"These resistance mutations develop by chance as cancer cells divide so that tumors always contain thousands of resistance cells," Diaz said in a statement. Co-author Bert Vogelstein adds that "long-term remissions of advanced cancers will be nearly impossible with single targeted agents."

The Scan

For Better Odds

Bloomberg reports that a child has been born following polygenic risk score screening as an embryo.

Booster Decision Expected

The New York Times reports the US Food and Drug Administration is expected to authorize a booster dose of the Pfizer-BioNTech SARS-CoV-2 vaccine this week for individuals over 65 or at high risk.

Snipping HIV Out

The Philadelphia Inquirer reports Temple University researchers are to test a gene-editing approach for treating HIV.

PLOS Papers on Cancer Risk Scores, Typhoid Fever in Colombia, Streptococcus Protection

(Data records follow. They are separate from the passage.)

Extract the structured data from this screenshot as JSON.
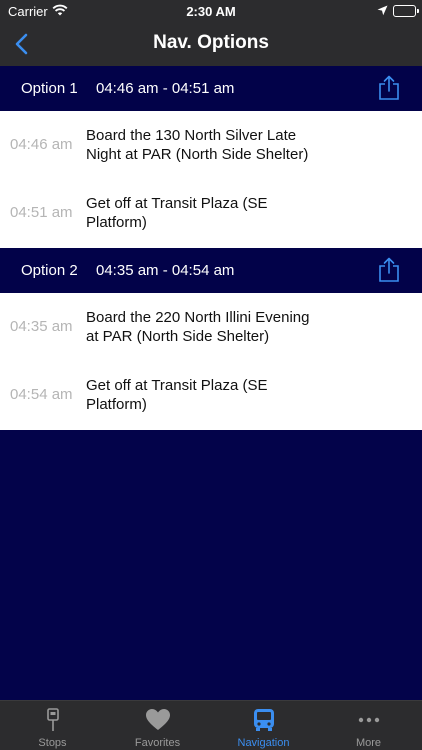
{
  "status_bar": {
    "carrier": "Carrier",
    "time": "2:30 AM"
  },
  "nav": {
    "title": "Nav. Options",
    "back_icon": "chevron-left-icon"
  },
  "options": [
    {
      "label": "Option 1",
      "time_range": "04:46 am - 04:51 am",
      "steps": [
        {
          "time": "04:46 am",
          "text": "Board the 130 North Silver Late Night at PAR (North Side Shelter)"
        },
        {
          "time": "04:51 am",
          "text": "Get off at Transit Plaza (SE Platform)"
        }
      ]
    },
    {
      "label": "Option 2",
      "time_range": "04:35 am - 04:54 am",
      "steps": [
        {
          "time": "04:35 am",
          "text": "Board the 220 North Illini Evening at PAR (North Side Shelter)"
        },
        {
          "time": "04:54 am",
          "text": "Get off at Transit Plaza (SE Platform)"
        }
      ]
    }
  ],
  "tabs": [
    {
      "label": "Stops",
      "icon": "bus-stop-icon"
    },
    {
      "label": "Favorites",
      "icon": "heart-icon"
    },
    {
      "label": "Navigation",
      "icon": "bus-icon",
      "active": true
    },
    {
      "label": "More",
      "icon": "more-dots-icon"
    }
  ],
  "colors": {
    "background": "#03034a",
    "header": "#020249",
    "bar": "#2c2c2e",
    "accent": "#3b8ef0",
    "time_gray": "#b5b5b5"
  }
}
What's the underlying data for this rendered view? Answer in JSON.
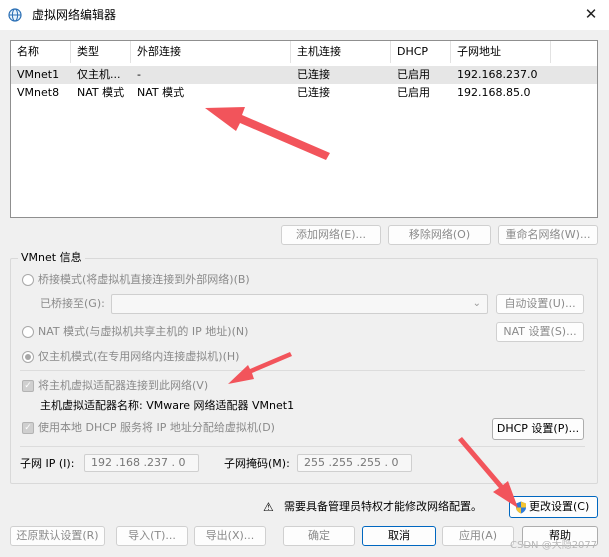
{
  "window": {
    "title": "虚拟网络编辑器",
    "close_glyph": "✕"
  },
  "table": {
    "columns": [
      "名称",
      "类型",
      "外部连接",
      "主机连接",
      "DHCP",
      "子网地址"
    ],
    "rows": [
      {
        "name": "VMnet1",
        "type": "仅主机...",
        "external": "-",
        "host": "已连接",
        "dhcp": "已启用",
        "subnet": "192.168.237.0",
        "selected": true
      },
      {
        "name": "VMnet8",
        "type": "NAT 模式",
        "external": "NAT 模式",
        "host": "已连接",
        "dhcp": "已启用",
        "subnet": "192.168.85.0",
        "selected": false
      }
    ]
  },
  "list_buttons": {
    "add": "添加网络(E)...",
    "remove": "移除网络(O)",
    "rename": "重命名网络(W)..."
  },
  "vmnet": {
    "group_label": "VMnet 信息",
    "bridged": "桥接模式(将虚拟机直接连接到外部网络)(B)",
    "bridged_to": "已桥接至(G):",
    "auto_settings": "自动设置(U)...",
    "nat": "NAT 模式(与虚拟机共享主机的 IP 地址)(N)",
    "nat_settings": "NAT 设置(S)...",
    "host_only": "仅主机模式(在专用网络内连接虚拟机)(H)",
    "connect_adapter": "将主机虚拟适配器连接到此网络(V)",
    "adapter_name": "主机虚拟适配器名称: VMware 网络适配器 VMnet1",
    "use_dhcp": "使用本地 DHCP 服务将 IP 地址分配给虚拟机(D)",
    "dhcp_settings": "DHCP 设置(P)...",
    "subnet_ip_label": "子网 IP (I):",
    "subnet_ip": "192 .168 .237 . 0",
    "mask_label": "子网掩码(M):",
    "mask": "255 .255 .255 . 0"
  },
  "admin": {
    "warning": "需要具备管理员特权才能修改网络配置。",
    "warning_glyph": "⚠",
    "change": "更改设置(C)"
  },
  "footer": {
    "restore": "还原默认设置(R)",
    "import": "导入(T)...",
    "export": "导出(X)...",
    "ok": "确定",
    "cancel": "取消",
    "apply": "应用(A)",
    "help": "帮助"
  },
  "watermark": "CSDN @大隐2077",
  "colors": {
    "arrow": "#f2545b",
    "primary_border": "#0067c0"
  }
}
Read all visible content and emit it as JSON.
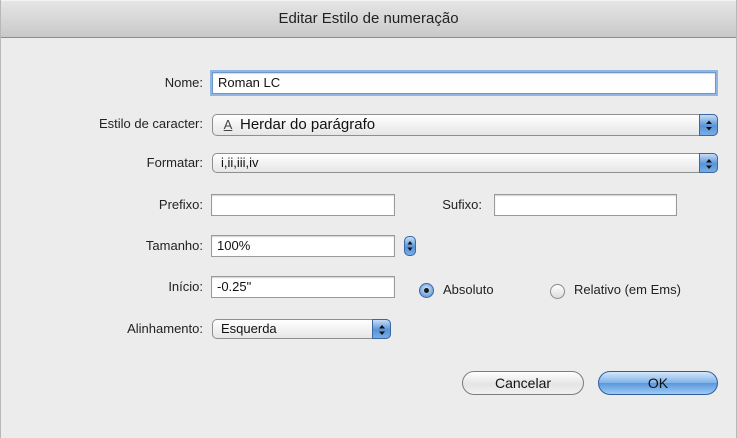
{
  "dialog": {
    "title": "Editar Estilo de numeração"
  },
  "form": {
    "nome_label": "Nome:",
    "nome_value": "Roman LC",
    "estilo_label": "Estilo de caracter:",
    "estilo_icon_glyph": "A",
    "estilo_value": "Herdar do parágrafo",
    "formatar_label": "Formatar:",
    "formatar_value": "i,ii,iii,iv",
    "prefixo_label": "Prefixo:",
    "prefixo_value": "",
    "sufixo_label": "Sufixo:",
    "sufixo_value": "",
    "tamanho_label": "Tamanho:",
    "tamanho_value": "100%",
    "inicio_label": "Início:",
    "inicio_value": "-0.25\"",
    "absoluto_label": "Absoluto",
    "absoluto_selected": true,
    "relativo_label": "Relativo (em Ems)",
    "relativo_selected": false,
    "alinhamento_label": "Alinhamento:",
    "alinhamento_value": "Esquerda"
  },
  "buttons": {
    "cancel_label": "Cancelar",
    "ok_label": "OK"
  },
  "colors": {
    "window_bg": "#ececec",
    "accent_blue": "#5a93d6",
    "focus_ring": "#8fb6e4"
  },
  "icons": {
    "popup_arrows": "updown-chevron-icon",
    "character_style": "character-style-icon"
  }
}
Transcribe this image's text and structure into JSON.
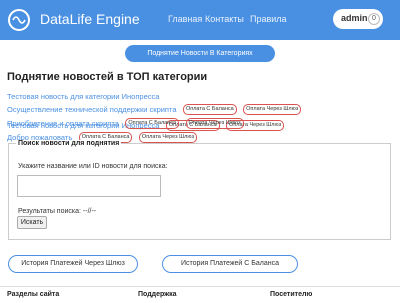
{
  "header": {
    "brand": "DataLife Engine",
    "nav": [
      "Главная",
      "Контакты",
      "Правила"
    ],
    "user": "admin",
    "badge": "0",
    "colors": {
      "header_bg": "#4a90e2",
      "tag_border": "#d9534f"
    }
  },
  "top_button": "Поднятие Новости В Категориях",
  "page_title": "Поднятие новостей в ТОП категории",
  "news": [
    {
      "title": "Тестовая новость для категории Инопресса",
      "tags": [
        "Оплата С Баланса",
        "Оплата Через Шлюз"
      ]
    },
    {
      "title": "Осуществление технической поддержки скрипта",
      "tags": [
        "Оплата С Баланса",
        "Оплата Через Шлюз"
      ]
    },
    {
      "title": "Приобретение и оплата скрипта",
      "tags": [
        "Оплата С Баланса",
        "Оплата Через Шлюз"
      ]
    },
    {
      "title": "Добро пожаловать",
      "tags": [
        "Оплата С Баланса",
        "Оплата Через Шлюз"
      ]
    }
  ],
  "search": {
    "legend": "Поиск новости для поднятия",
    "label": "Укажите название или ID новости для поиска:",
    "value": "",
    "results_label": "Результаты поиска: --//--",
    "button": "Искать"
  },
  "history_buttons": [
    "История Платежей Через Шлюз",
    "История Платежей С Баланса"
  ],
  "footer": [
    "Разделы сайта",
    "Поддержка",
    "Посетителю"
  ]
}
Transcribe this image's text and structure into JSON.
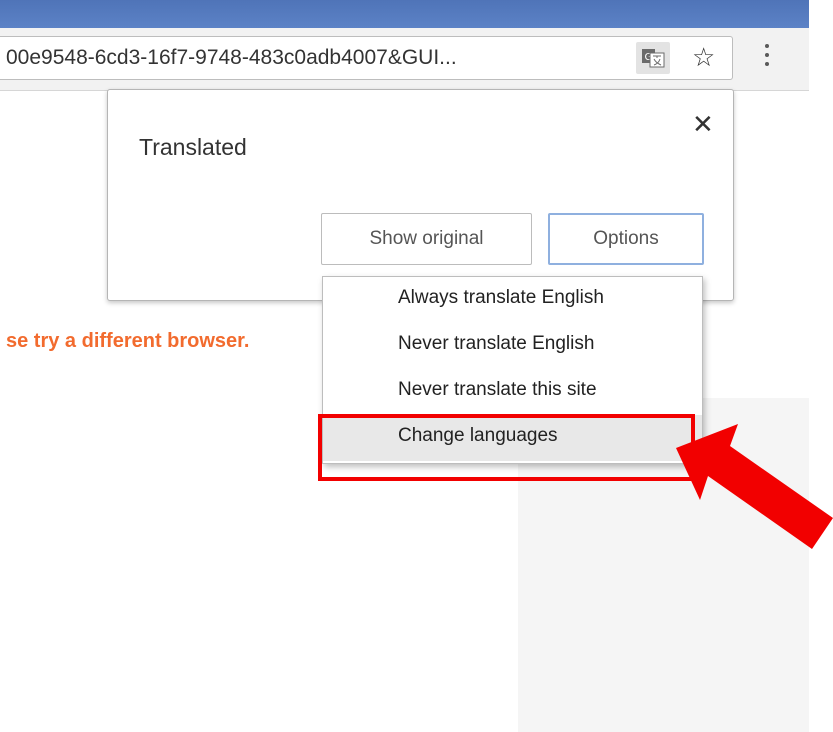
{
  "browser": {
    "url": "00e9548-6cd3-16f7-9748-483c0adb4007&GUI...",
    "translate_icon": "translate-icon",
    "star_icon": "star-icon",
    "menu_icon": "kebab-menu-icon"
  },
  "translate_bubble": {
    "title": "Translated",
    "close_icon": "close-icon",
    "show_original_label": "Show original",
    "options_label": "Options"
  },
  "options_menu": {
    "items": [
      {
        "label": "Always translate English"
      },
      {
        "label": "Never translate English"
      },
      {
        "label": "Never translate this site"
      },
      {
        "label": "Change languages"
      }
    ],
    "highlighted_item": "Change languages"
  },
  "page": {
    "error_text": "se try a different browser."
  },
  "annotation": {
    "highlight_color": "#f20000",
    "arrow_color": "#f20000"
  },
  "glyphs": {
    "star": "☆",
    "close": "✕"
  }
}
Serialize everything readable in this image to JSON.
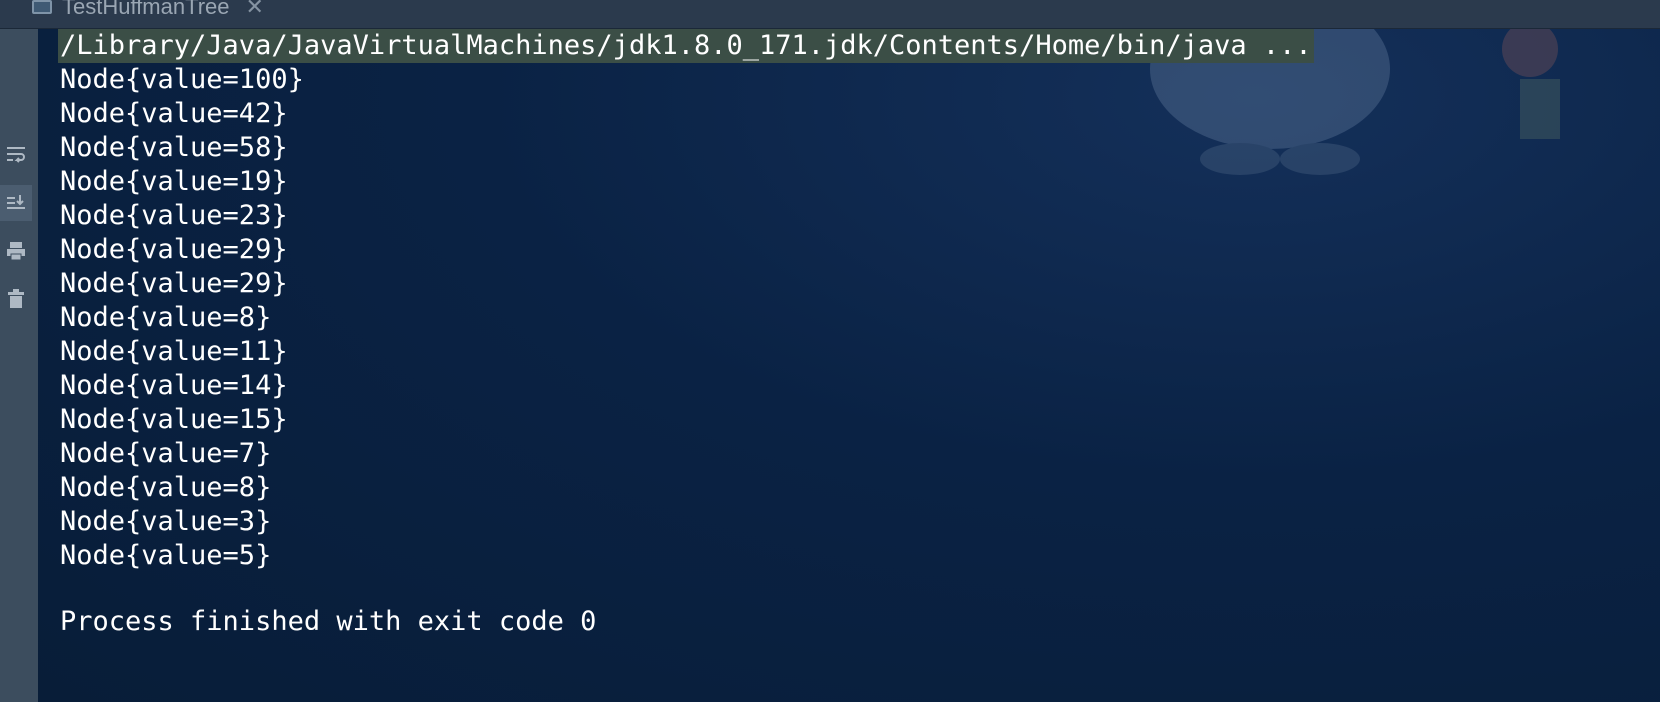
{
  "tab": {
    "title": "TestHuffmanTree",
    "close_glyph": "✕"
  },
  "gutter_tools": [
    {
      "name": "soft-wrap-icon"
    },
    {
      "name": "scroll-to-end-icon"
    },
    {
      "name": "print-icon"
    },
    {
      "name": "trash-icon"
    }
  ],
  "console": {
    "command": "/Library/Java/JavaVirtualMachines/jdk1.8.0_171.jdk/Contents/Home/bin/java ...",
    "lines": [
      "Node{value=100}",
      "Node{value=42}",
      "Node{value=58}",
      "Node{value=19}",
      "Node{value=23}",
      "Node{value=29}",
      "Node{value=29}",
      "Node{value=8}",
      "Node{value=11}",
      "Node{value=14}",
      "Node{value=15}",
      "Node{value=7}",
      "Node{value=8}",
      "Node{value=3}",
      "Node{value=5}"
    ],
    "exit_message": "Process finished with exit code 0"
  },
  "colors": {
    "console_bg": "#0b2340",
    "command_highlight": "#3b4e46",
    "text": "#ffffff"
  }
}
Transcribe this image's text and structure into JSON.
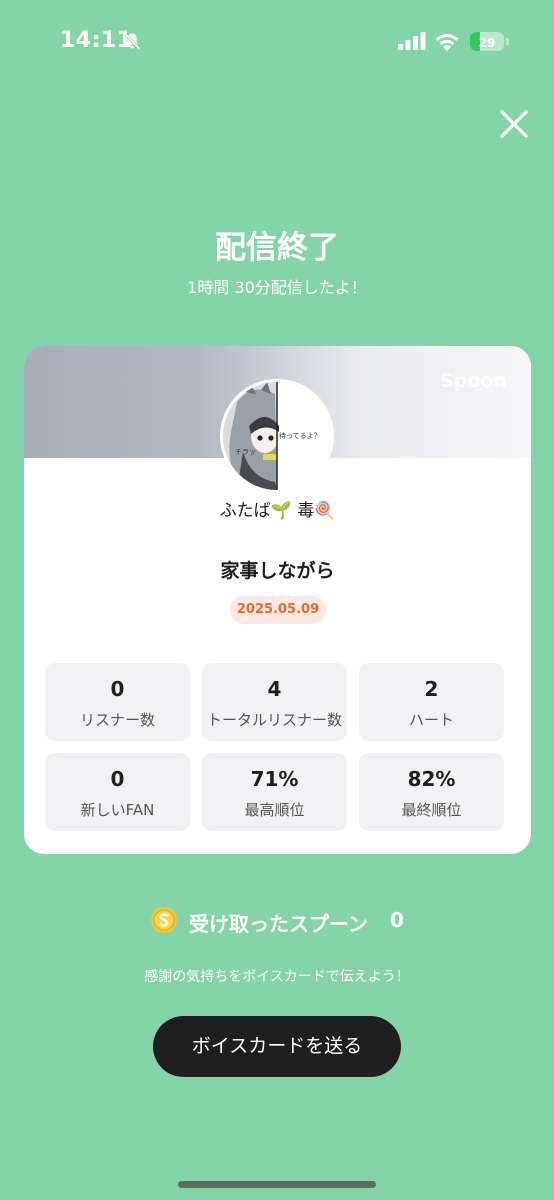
{
  "status_bar": {
    "time": "14:11",
    "battery_percent": "29",
    "battery_level": 0.29,
    "icons": [
      "bell-slash-icon",
      "signal-icon",
      "wifi-icon",
      "battery-charging-icon"
    ]
  },
  "header": {
    "close_icon": "close-icon",
    "title": "配信終了",
    "subtitle": "1時間 30分配信したよ！"
  },
  "card": {
    "banner_watermark": "Spoon",
    "avatar_texts": [
      "待ってるよ？",
      "チラッ"
    ],
    "username": "ふたば🌱 毒🍭",
    "show_title": "家事しながら",
    "date": "2025.05.09",
    "stats": [
      {
        "value": "0",
        "label": "リスナー数"
      },
      {
        "value": "4",
        "label": "トータルリスナー数"
      },
      {
        "value": "2",
        "label": "ハート"
      },
      {
        "value": "0",
        "label": "新しいFAN"
      },
      {
        "value": "71%",
        "label": "最高順位"
      },
      {
        "value": "82%",
        "label": "最終順位"
      }
    ]
  },
  "spoons": {
    "icon": "spoon-coin-icon",
    "label": "受け取ったスプーン",
    "count": "0"
  },
  "thanks_message": "感謝の気持ちをボイスカードで伝えよう！",
  "voice_card_button": "ボイスカードを送る",
  "colors": {
    "background": "#83d4a8",
    "card": "#ffffff",
    "stat_tile": "#f2f2f4",
    "date_badge_bg": "#fde8e2",
    "date_badge_text": "#ea6a2e",
    "button": "#1f1f1f",
    "battery_charging": "#34c759"
  }
}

In PLOS this week: application of cancer polygenic risk scores across ancestries, genetic diversity of typhoid fever-causing Salmonella, and more.